VIENNA (Reuters) - Arab states are expected to target Israel over its assumed atomic arsenal at a U.N. nuclear agency meeting next month, despite Western concerns this may undermine broader steps to ban such weapons in the Middle East.
It is unclear whether the International Atomic Energy Agency’s annual member state gathering would back the move after it last year narrowly rejected an Arab resolution calling on Israel to join a global anti-nuclear weapons treaty.
As in the run-up to the IAEA’s General Conference in 2010, the United States and other Western countries are trying to persuade Arab members of the Vienna-based agency not to put forward a similar text singling out the Jewish state.
“I think they (Arab governments) regard it as a matter of principle even if it is defeated. I would be surprised if it won this year,” one European diplomat said.
Last year, U.S. officials warned that zeroing in on Israel, widely believed to be the region’s only nuclear power, could jeopardise an Egyptian-proposed conference in 2012 to discuss creating a Middle East free of weapons of mass destruction.
It may also cast a shadow over plans by IAEA Director General Yukiya Amano to invite both Israel and Arab states to a forum later this year to debate the experience of other regions where nuclear-weapons-free zones have been established.
Vienna-based diplomats said they believed Israel may attend those discussions, expected to be held in November in Vienna and seen as a way to help build confidence.
But any resolution aimed against the country at the September 19-23 conference of the IAEA’s 151 member states could harm prospects for the forum, they said.
Israel has never confirmed or denied having atom bombs under a policy of ambiguity to deter numerically superior foes. It is the only country in the region outside the nuclear Non-Proliferation Treaty (NPT).
Arab states backed by Iran say this poses a threat to peace and stability. They want Israel to subject all its atomic facilities to IAEA monitoring.
Israel says it would only join the pact if there is a comprehensive Middle East peace. If it signed the NPT, Israel would have to renounce nuclear weaponry.

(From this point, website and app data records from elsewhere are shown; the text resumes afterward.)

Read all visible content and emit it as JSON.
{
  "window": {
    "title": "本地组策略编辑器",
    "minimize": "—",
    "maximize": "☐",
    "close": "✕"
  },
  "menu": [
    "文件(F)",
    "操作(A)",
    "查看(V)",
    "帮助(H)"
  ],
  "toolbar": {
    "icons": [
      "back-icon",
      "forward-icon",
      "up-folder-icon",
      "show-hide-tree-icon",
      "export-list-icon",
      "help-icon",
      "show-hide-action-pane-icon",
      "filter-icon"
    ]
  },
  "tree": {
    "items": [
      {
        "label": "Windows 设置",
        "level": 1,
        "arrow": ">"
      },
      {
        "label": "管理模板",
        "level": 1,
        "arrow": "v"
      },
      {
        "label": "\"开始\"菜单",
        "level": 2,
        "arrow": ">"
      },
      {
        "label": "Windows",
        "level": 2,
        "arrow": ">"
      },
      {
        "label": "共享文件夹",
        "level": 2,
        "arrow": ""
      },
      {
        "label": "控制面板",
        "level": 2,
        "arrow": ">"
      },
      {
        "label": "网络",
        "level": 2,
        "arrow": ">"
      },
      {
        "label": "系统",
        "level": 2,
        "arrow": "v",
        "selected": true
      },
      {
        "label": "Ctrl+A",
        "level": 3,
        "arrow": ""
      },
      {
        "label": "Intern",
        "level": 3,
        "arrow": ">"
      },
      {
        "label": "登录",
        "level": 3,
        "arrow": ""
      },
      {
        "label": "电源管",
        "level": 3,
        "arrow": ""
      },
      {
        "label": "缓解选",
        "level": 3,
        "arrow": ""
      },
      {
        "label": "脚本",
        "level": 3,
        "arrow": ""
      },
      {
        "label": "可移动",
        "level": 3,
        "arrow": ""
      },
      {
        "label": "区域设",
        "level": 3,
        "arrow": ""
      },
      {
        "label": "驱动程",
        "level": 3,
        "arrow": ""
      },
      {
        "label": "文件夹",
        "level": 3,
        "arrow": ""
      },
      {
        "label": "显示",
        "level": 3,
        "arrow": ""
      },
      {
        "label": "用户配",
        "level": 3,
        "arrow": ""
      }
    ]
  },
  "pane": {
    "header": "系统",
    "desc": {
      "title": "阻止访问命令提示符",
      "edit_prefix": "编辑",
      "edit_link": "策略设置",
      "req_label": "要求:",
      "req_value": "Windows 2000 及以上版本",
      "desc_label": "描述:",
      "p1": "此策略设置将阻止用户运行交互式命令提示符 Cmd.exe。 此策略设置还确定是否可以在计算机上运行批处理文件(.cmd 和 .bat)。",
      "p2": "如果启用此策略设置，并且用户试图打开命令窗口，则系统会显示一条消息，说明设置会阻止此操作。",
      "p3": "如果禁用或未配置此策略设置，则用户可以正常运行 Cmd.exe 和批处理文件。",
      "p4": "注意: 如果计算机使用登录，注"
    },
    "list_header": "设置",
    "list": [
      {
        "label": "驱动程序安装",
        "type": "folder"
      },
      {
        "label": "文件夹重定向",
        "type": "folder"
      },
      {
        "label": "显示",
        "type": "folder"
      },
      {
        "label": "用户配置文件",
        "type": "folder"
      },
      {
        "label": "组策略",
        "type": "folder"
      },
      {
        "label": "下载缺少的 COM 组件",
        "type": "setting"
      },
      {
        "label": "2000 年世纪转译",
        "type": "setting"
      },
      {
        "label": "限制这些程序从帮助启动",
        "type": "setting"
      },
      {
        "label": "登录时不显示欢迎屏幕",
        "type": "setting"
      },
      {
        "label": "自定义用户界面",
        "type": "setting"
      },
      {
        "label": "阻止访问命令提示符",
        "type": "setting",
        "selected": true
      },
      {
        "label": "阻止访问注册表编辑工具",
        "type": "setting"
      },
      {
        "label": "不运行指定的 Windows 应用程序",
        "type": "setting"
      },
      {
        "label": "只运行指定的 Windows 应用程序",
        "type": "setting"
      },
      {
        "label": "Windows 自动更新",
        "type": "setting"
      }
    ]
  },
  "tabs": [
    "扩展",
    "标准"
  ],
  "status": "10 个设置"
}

The United States and Israel regard Iran as the Middle East’s main proliferation threat. Tehran says its nuclear programme is for power generation purposes only.
In 2009, IAEA member states approved in a close vote an Arab-proposed resolution expressing concern at “Israel’s Nuclear Capabilities.”
Brought up again last year, the symbolically important, although non-binding, resolution was defeated at the conference after a bruising diplomatic battle. But Arab states have already served notice they will try again this year.
“It is the same thing as last year ... they will table a resolution, the question is whether they will bring it to a vote,” one senior Western diplomat said.
In a request for the issue to be included in the agenda, the 17-nation Arab group said the IAEA’s General Conference “must take appropriate measures to ensure that Israel places all its nuclear installations under Agency safeguards and accedes to the Treaty on the Non-Proliferation of Nuclear Weapons.”
Editing by Maria Golovnina